Ops Group put out an urgent message that warrants attention.
“Last week, 120 Ethiopian Air Traffic Controllers announced a strike. Approximately 100 of them have now been banned from operating, and 10 of them – including the Chief Controller, Senior ATCOs, Radar controllers, Approach controllers, and Tower controllers – were arrested for striking and are in jail in Addis Ababa. So far, there has been no coverage of this in US or European press. There are no Notams about this.
The enroute centre (HAAA/Addis FIR) and the main tower (HAAB/Bole Airport) are staffed by a mix of retired, unqualified, and trainee controllers. Neighbouring centers, like Nairobi, have written letters with long lists of unsafe and non-standard coordination. In short, they don’t know how to handle the traffic.”
They go on to point out a recent incident. Kenyan ATC highlighted this incident – an Ethiopian 737 and a Neos 767 – during the strike as an example of the risk – they were not notified of the southbound aircraft, no estimate or coordination – two aircraft head-on at FL370, a situation only resolved by TCAS.
Ops Group goes on: “And yet, the government: Ethiopian CAA, and Ethiopian Airlines deny that there is any risk whatsoever.”
“Ethiopian Airlines Group, the largest aviation group in Africa and number 24 in the world, would like to reassure its customers and the general travelling public that the Ethiopian Airspace remains very safe and highly secured even after the illegal strike of the Ethiopian Air Traffic Controllers … all Ethiopian Airlines scheduled and unscheduled flights and other airlines operating to/from Ethiopia have been operating smoothly with high standards of flight punctuality and safety. We would like to inform all our customers that we did not have any flight delay or cancellation caused by ATC. In fact, we are happy to announce that taxi-in, taxi-out and flight arrivals efficiency has improved significantly in the week under ATC strike.”

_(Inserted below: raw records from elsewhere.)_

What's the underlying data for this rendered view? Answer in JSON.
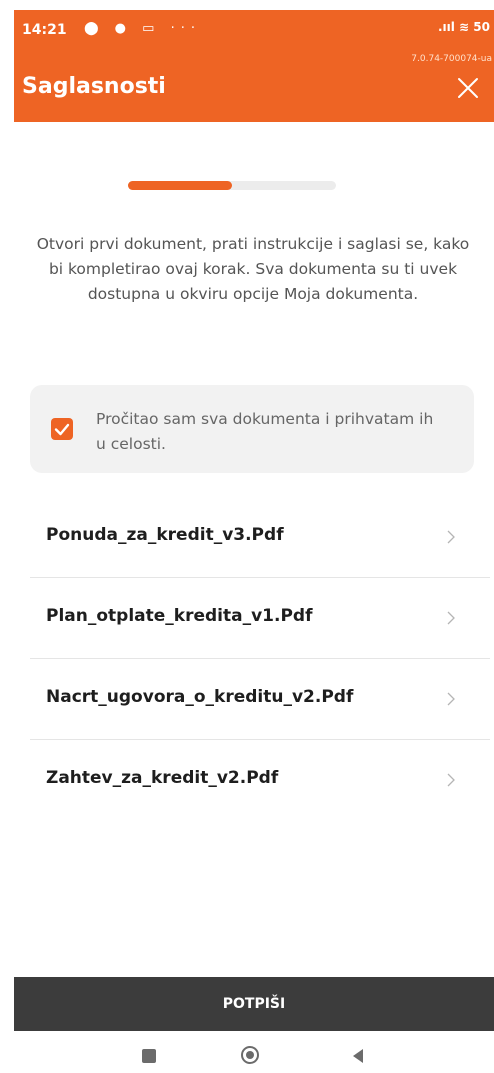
{
  "status_bar": {
    "time": "14:21",
    "icons_left": "⬤ ● ▭ ···",
    "icons_right": ".ııl ≋ 50",
    "version": "7.0.74-700074-ua"
  },
  "header": {
    "title": "Saglasnosti",
    "close_icon": "close-icon"
  },
  "progress": {
    "value": 0.5
  },
  "instructions": "Otvori prvi dokument, prati instrukcije i saglasi se, kako bi kompletirao ovaj korak. Sva dokumenta su ti uvek dostupna u okviru opcije Moja dokumenta.",
  "consent": {
    "checked": true,
    "label": "Pročitao sam sva dokumenta i prihvatam ih u celosti."
  },
  "documents": [
    {
      "name": "Ponuda_za_kredit_v3.Pdf"
    },
    {
      "name": "Plan_otplate_kredita_v1.Pdf"
    },
    {
      "name": "Nacrt_ugovora_o_kreditu_v2.Pdf"
    },
    {
      "name": "Zahtev_za_kredit_v2.Pdf"
    }
  ],
  "sign_button": "POTPIŠI",
  "colors": {
    "accent": "#ee6424",
    "sign_bar": "#3c3c3c",
    "consent_bg": "#f2f2f2"
  }
}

An odd claim when we see the video and both aircraft FL370 crossing each other’s path.
The strike is over but the impact remains.